### TASK ITEM
The response should hold each line from the entries below where "Приложений" is found.

### RECORDS SHOWN
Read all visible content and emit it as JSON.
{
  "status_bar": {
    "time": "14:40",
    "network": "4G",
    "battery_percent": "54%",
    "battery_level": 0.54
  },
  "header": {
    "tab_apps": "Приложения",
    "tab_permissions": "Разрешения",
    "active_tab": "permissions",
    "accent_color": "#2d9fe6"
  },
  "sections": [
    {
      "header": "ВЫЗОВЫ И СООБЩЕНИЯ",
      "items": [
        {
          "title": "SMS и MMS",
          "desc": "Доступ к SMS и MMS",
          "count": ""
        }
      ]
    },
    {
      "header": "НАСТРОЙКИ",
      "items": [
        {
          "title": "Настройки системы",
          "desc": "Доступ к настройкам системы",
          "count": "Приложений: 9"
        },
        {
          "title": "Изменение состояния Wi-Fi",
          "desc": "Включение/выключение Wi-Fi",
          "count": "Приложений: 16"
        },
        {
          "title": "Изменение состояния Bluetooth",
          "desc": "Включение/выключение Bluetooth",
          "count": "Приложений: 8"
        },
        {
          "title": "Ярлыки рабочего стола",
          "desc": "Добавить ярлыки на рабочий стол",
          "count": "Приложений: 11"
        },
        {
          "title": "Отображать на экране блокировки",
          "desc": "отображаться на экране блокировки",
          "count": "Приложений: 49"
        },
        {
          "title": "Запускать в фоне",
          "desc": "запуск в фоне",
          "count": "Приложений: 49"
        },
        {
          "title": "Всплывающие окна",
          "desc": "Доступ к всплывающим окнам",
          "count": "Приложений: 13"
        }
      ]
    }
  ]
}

### REPLY TO THE EXERCISE
          "count": "Приложений: 9"
          "count": "Приложений: 16"
          "count": "Приложений: 8"
          "count": "Приложений: 11"
          "count": "Приложений: 49"
          "count": "Приложений: 49"
          "count": "Приложений: 13"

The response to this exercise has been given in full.